As a proud Tejano I immediately scrolled down to see where Texas measured on the list . . . I was not surprised, but I was frustrated with how far down I had to scroll–#39. Where does your state land on the list?

The study examined what they determined were key factors of a well-educated population, to include educational attainment, school quality and achievement gaps between genders and races, and studied adults aged 25 years and older with at least a high school diploma.

Providentially, just last week another online financial advisor platform, 24/7 Wall St., gave their list of the “States with the Best and Worst Schools.” There were some interesting similarities that I noticed when I compared the lists. First, 7 of the states that were among the 10 most educated states were also in the top 10 states with the best schools. And second, 6 of the states that were among the 10 least educated states were also among the 10 states with the worst schools.

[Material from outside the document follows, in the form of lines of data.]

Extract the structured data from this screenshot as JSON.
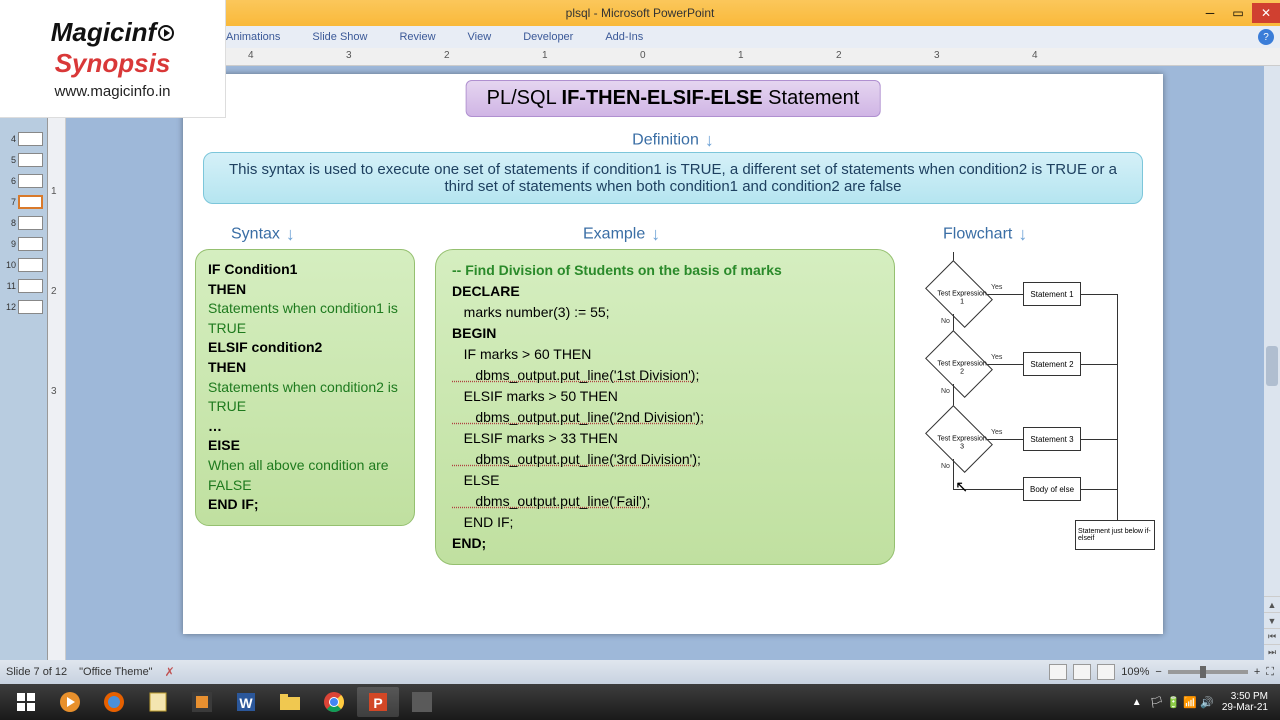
{
  "window": {
    "title": "plsql - Microsoft PowerPoint"
  },
  "ribbon": {
    "tabs": [
      "Animations",
      "Slide Show",
      "Review",
      "View",
      "Developer",
      "Add-Ins"
    ]
  },
  "ruler": {
    "marks": [
      "4",
      "3",
      "2",
      "1",
      "0",
      "1",
      "2",
      "3",
      "4"
    ]
  },
  "vruler": {
    "marks": [
      "1",
      "2",
      "3"
    ]
  },
  "logo": {
    "line1": "Magicinf",
    "line2": "Synopsis",
    "url": "www.magicinfo.in"
  },
  "thumbs": {
    "numbers": [
      "4",
      "5",
      "6",
      "7",
      "8",
      "9",
      "10",
      "11",
      "12"
    ],
    "active": "7"
  },
  "slide": {
    "title_prefix": "PL/SQL ",
    "title_bold": "IF-THEN-ELSIF-ELSE",
    "title_suffix": " Statement",
    "def_label": "Definition",
    "definition": "This syntax is used to execute one set of statements if condition1 is TRUE, a different set of statements when condition2 is TRUE or a third set of statements when both condition1 and condition2 are false",
    "col_syntax": "Syntax",
    "col_example": "Example",
    "col_flow": "Flowchart",
    "syntax": {
      "l1": "IF Condition1",
      "l2": "THEN",
      "l3": "Statements when condition1 is TRUE",
      "l4": "ELSIF condition2",
      "l5": "THEN",
      "l6": "Statements when condition2 is TRUE",
      "l7": "…",
      "l8": "EISE",
      "l9": "When all above condition are FALSE",
      "l10": "END IF;"
    },
    "example": {
      "cmt": "-- Find Division of Students on the basis of marks",
      "l1": "DECLARE",
      "l2": "   marks number(3) := 55;",
      "l3": "BEGIN",
      "l4": "   IF marks > 60 THEN",
      "l5": "      dbms_output.put_line('1st Division');",
      "l6": "   ELSIF marks > 50 THEN",
      "l7": "      dbms_output.put_line('2nd Division');",
      "l8": "   ELSIF marks > 33 THEN",
      "l9": "      dbms_output.put_line('3rd Division');",
      "l10": "   ELSE",
      "l11": "      dbms_output.put_line('Fail');",
      "l12": "   END IF;",
      "l13": "END;"
    },
    "flow": {
      "d1": "Test Expression 1",
      "d2": "Test Expression 2",
      "d3": "Test Expression 3",
      "s1": "Statement 1",
      "s2": "Statement 2",
      "s3": "Statement 3",
      "else": "Body of else",
      "end": "Statement just below if-elseif",
      "yes": "Yes",
      "no": "No"
    }
  },
  "statusbar": {
    "slide_info": "Slide 7 of 12",
    "theme": "\"Office Theme\"",
    "zoom": "109%"
  },
  "tray": {
    "time": "3:50 PM",
    "date": "29-Mar-21"
  }
}
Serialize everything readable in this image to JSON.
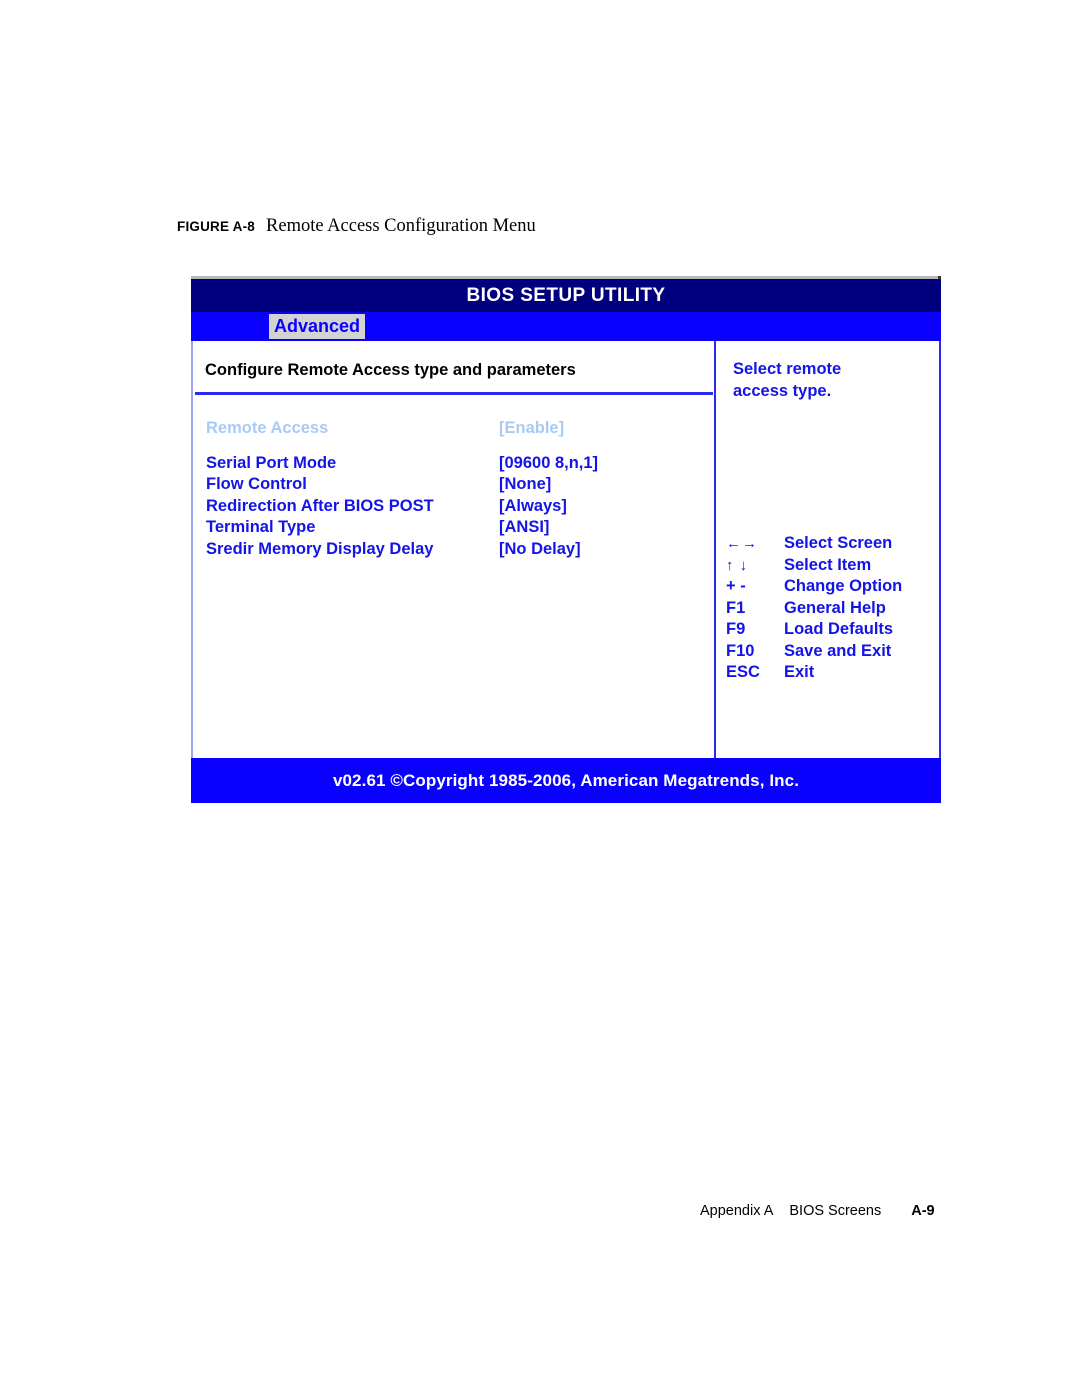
{
  "figure": {
    "label": "FIGURE A-8",
    "text": "Remote Access Configuration Menu"
  },
  "bios": {
    "title": "BIOS SETUP UTILITY",
    "active_tab": "Advanced",
    "main": {
      "heading": "Configure Remote Access type and parameters",
      "settings": [
        {
          "label": "Remote Access",
          "value": "[Enable]",
          "state": "selected"
        },
        {
          "label": "Serial Port Mode",
          "value": "[09600 8,n,1]",
          "state": "normal"
        },
        {
          "label": "Flow Control",
          "value": "[None]",
          "state": "normal"
        },
        {
          "label": "Redirection After BIOS POST",
          "value": "[Always]",
          "state": "normal"
        },
        {
          "label": "Terminal Type",
          "value": "[ANSI]",
          "state": "normal"
        },
        {
          "label": "Sredir Memory Display Delay",
          "value": "[No Delay]",
          "state": "normal"
        }
      ]
    },
    "help": {
      "line1": "Select remote",
      "line2": "access type.",
      "keys": [
        {
          "key": "←→",
          "desc": "Select Screen"
        },
        {
          "key": "↑ ↓",
          "desc": "Select Item"
        },
        {
          "key": "+ -",
          "desc": "Change Option"
        },
        {
          "key": "F1",
          "desc": "General Help"
        },
        {
          "key": "F9",
          "desc": "Load Defaults"
        },
        {
          "key": "F10",
          "desc": "Save and Exit"
        },
        {
          "key": "ESC",
          "desc": "Exit"
        }
      ]
    },
    "footer": "v02.61 ©Copyright 1985-2006, American Megatrends, Inc.",
    "colors": {
      "title_bar": "#00007e",
      "tab_bar": "#0a00ff",
      "accent_blue": "#1414e6",
      "selected_row": "#a9caf5",
      "tab_highlight_bg": "#d3d3d3"
    }
  },
  "page": {
    "appendix": "Appendix A",
    "section": "BIOS Screens",
    "number": "A-9"
  }
}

I would not be surprised if next week another group came out with a study that moved some states up and down on their lists, but I am confident that we would still find similar observations when comparing the lists.

In all fairness, a state’s worth, let alone a school system’s worth, is not determined by where they land on this list. However, one thing that WalletHub noted that I know was partially true for me was, “For a growing number of Americans, a good education is the ticket to a better future.”

No, I’m not saying that my future and potential professional opportunities are determined solely by the quality of education I receive. As a Christian, my worth, identity and future are in Christ. Nonetheless, my decision to pursue a college degree and graduate studies have been a way for me to show God that I want to be adequately prepared for him to send me to speak into various forums and contexts, some which are less accessible when one solely receives a high school diploma.

But this is my main point, and which took me years to comprehend, that one’s aptitude and readiness for college (and potential to graduate college) will largely be determined by the quality and rigor of education that he or she receives in their k-12 school setting.

If we understand this concept, as parents and pastors of k-12 students, we will learn to move beyond questions such as, “What grade did you get in your class?” to “In which areas of reading are your proficient?” or “In what areas of math are you less proficient?” There is even the possibility of learning to question standardized tests, not in way that’s vehemently critical but graciously inquisitive, with questions such as, “How will this test demonstrate my child’s mastery of this subject?” or “What will the results tell me about my child’s readiness for college?”

I hope you will take some time to see “how smart your state is,” in this way you can tease your friends from Texas; but more importantly, I pray that as leaders in our homes and in our communities we may begin to consider and ask the more informed questions, such as “what quality of education is my child receiving at his school?”

Forward and higher in Christ,

Rev. Girien R. Salazar
Executive Director, FE Coalition